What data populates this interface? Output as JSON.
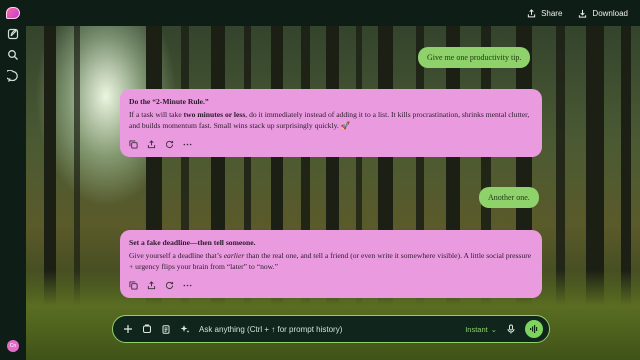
{
  "sidebar": {
    "items": [
      {
        "icon": "new-chat-icon"
      },
      {
        "icon": "search-icon"
      },
      {
        "icon": "chat-bubble-icon"
      }
    ],
    "avatar_initials": "Cn"
  },
  "header": {
    "share_label": "Share",
    "download_label": "Download"
  },
  "messages": [
    {
      "role": "user",
      "text": "Give me one productivity tip."
    },
    {
      "role": "assistant",
      "heading": "Do the “2-Minute Rule.”",
      "body_pre": "If a task will take ",
      "body_bold": "two minutes or less",
      "body_post": ", do it immediately instead of adding it to a list. It kills procrastination, shrinks mental clutter, and builds momentum fast. Small wins stack up surprisingly quickly. ",
      "emoji": "🚀"
    },
    {
      "role": "user",
      "text": "Another one."
    },
    {
      "role": "assistant",
      "heading": "Set a fake deadline—then tell someone.",
      "body_pre": "Give yourself a deadline that’s ",
      "body_italic": "earlier",
      "body_post": " than the real one, and tell a friend (or even write it somewhere visible). A little social pressure + urgency flips your brain from “later” to “now.”"
    }
  ],
  "composer": {
    "placeholder": "Ask anything (Ctrl + ↑ for prompt history)",
    "mode": "Instant",
    "mode_chevron": "⌄"
  },
  "colors": {
    "user_bubble": "#8fd16b",
    "assistant_bubble": "#ea9be0",
    "accent": "#7ed45c"
  }
}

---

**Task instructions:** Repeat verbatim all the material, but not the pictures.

**Solution for this exercise:**
What data populates this interface? Output as JSON.
{
  "sidebar": {
    "items": [
      {
        "icon": "new-chat-icon"
      },
      {
        "icon": "search-icon"
      },
      {
        "icon": "chat-bubble-icon"
      }
    ],
    "avatar_initials": "Cn"
  },
  "header": {
    "share_label": "Share",
    "download_label": "Download"
  },
  "messages": [
    {
      "role": "user",
      "text": "Give me one productivity tip."
    },
    {
      "role": "assistant",
      "heading": "Do the “2-Minute Rule.”",
      "body_pre": "If a task will take ",
      "body_bold": "two minutes or less",
      "body_post": ", do it immediately instead of adding it to a list. It kills procrastination, shrinks mental clutter, and builds momentum fast. Small wins stack up surprisingly quickly. ",
      "emoji": "🚀"
    },
    {
      "role": "user",
      "text": "Another one."
    },
    {
      "role": "assistant",
      "heading": "Set a fake deadline—then tell someone.",
      "body_pre": "Give yourself a deadline that’s ",
      "body_italic": "earlier",
      "body_post": " than the real one, and tell a friend (or even write it somewhere visible). A little social pressure + urgency flips your brain from “later” to “now.”"
    }
  ],
  "composer": {
    "placeholder": "Ask anything (Ctrl + ↑ for prompt history)",
    "mode": "Instant",
    "mode_chevron": "⌄"
  },
  "colors": {
    "user_bubble": "#8fd16b",
    "assistant_bubble": "#ea9be0",
    "accent": "#7ed45c"
  }
}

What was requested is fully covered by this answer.